Preliminary traffic figures released today by the Association of Asia Pacific Airlines (AAPA) showed that nternational air cargo volumes in January were soft, in part due to the closure of factories in Asia for the Lunar New Year holiday season.
While passenger travel was busy ahead of the holidays, up 2.7 per cent year-on-year (YoY), cargo was in its traditional decline as factory production shuts over the Lunar New Year period.
Overall, international air cargo demand as measured in freight tonne kilometres (FTK) fell by 4.0 per cent YoY in January, whereas offered freight capacity grew by 2.7 per cent. As a result, the average international freight load factor declined by 3.7 percentage points to 53.0 per cent for the month.
Commenting on the results, Andrew Herdman, AAPA director general says: “The year started on a positive note, with further growth in demand for air travel recorded in January.”
“However, the renewed optimism was short-lived, as we are now in uncharted territory with the COVID-19 outbreak having had a very significant economic and social impact, leading to sharp falls in China-related traffic and wider effects on Asia Pacific travel and tourism markets, as well as severely disrupting global manufacturing supply chains.”

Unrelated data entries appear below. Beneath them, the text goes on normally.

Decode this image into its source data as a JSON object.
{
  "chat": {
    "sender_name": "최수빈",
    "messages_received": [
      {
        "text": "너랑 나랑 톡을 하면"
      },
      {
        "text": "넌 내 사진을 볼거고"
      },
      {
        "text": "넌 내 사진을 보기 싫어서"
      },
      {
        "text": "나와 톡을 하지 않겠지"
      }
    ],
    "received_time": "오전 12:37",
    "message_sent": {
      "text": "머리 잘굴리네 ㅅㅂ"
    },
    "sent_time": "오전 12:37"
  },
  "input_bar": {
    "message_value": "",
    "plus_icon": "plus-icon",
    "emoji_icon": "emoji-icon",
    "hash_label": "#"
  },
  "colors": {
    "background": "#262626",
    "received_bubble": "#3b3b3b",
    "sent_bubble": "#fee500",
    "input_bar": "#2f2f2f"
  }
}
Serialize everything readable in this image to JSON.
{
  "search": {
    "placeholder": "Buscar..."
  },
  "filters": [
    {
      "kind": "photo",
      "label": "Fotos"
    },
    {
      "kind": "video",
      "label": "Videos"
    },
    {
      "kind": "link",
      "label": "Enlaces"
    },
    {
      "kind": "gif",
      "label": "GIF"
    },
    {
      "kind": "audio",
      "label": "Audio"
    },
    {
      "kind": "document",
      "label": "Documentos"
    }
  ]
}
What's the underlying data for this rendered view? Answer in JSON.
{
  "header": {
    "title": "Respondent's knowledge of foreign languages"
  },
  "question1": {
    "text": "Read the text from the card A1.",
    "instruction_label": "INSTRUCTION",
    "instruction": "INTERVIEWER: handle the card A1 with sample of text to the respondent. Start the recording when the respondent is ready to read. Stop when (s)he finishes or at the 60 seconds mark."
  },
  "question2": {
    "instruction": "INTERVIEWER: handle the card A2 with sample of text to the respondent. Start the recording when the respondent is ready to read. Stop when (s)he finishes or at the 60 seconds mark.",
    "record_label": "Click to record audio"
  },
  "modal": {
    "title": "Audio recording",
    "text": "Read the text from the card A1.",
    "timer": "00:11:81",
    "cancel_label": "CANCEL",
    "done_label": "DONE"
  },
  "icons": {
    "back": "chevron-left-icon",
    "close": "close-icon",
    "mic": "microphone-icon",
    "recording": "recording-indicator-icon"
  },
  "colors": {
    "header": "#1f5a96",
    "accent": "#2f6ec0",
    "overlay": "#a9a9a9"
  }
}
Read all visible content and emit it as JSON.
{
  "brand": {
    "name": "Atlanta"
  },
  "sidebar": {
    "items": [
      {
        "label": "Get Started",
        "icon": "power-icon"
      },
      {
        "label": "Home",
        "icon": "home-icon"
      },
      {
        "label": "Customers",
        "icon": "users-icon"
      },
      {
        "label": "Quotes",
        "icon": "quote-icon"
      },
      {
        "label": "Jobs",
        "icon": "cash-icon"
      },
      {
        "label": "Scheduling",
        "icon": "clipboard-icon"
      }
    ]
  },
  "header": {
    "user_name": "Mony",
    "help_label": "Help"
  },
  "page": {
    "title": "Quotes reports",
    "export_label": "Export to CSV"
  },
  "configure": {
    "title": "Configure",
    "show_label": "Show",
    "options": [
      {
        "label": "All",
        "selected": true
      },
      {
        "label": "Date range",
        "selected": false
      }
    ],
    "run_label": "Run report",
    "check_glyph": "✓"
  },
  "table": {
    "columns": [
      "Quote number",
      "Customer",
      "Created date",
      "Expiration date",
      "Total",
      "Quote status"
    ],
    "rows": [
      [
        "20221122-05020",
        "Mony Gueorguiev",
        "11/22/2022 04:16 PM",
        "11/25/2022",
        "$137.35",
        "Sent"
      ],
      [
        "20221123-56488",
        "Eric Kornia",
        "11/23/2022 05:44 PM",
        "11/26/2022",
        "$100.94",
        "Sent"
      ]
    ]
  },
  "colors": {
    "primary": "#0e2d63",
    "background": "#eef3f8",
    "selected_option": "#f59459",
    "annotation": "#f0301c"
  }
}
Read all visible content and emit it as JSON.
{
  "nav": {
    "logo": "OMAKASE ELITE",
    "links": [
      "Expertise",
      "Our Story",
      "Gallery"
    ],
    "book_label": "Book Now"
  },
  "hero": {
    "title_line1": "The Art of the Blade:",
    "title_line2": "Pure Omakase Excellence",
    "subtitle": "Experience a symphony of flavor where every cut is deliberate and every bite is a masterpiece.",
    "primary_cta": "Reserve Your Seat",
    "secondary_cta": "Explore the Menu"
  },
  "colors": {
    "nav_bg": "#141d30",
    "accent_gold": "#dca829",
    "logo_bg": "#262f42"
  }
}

Herdman adds: “Airlines have responded to the sharp falls in demand by reducing the number of flights operated across route networks whilst striving to maintain international connectivity. The proliferation of uncoordinated travel advisories and border restrictions imposed by governments, whilst well-intentioned, are inconsistent with WHO recommendations and International Health Regulations, and only serve to amplify public concern.
“Overall, airlines continue to monitor developments closely, whilst taking appropriate measures to ensure the safety and well-being of passengers and staff members. From a business perspective, the impact of reduced demand is expected to lead to billions of dollars in lost revenue, mainly suffered by Chinese carriers and other Asia Pacific airlines. Airlines are therefore focusing closely on making associated cost reductions and conserving cash resources in order to survive the current downturn, whilst remaining ready to respond positively as and when the situation shows signs of improvement.”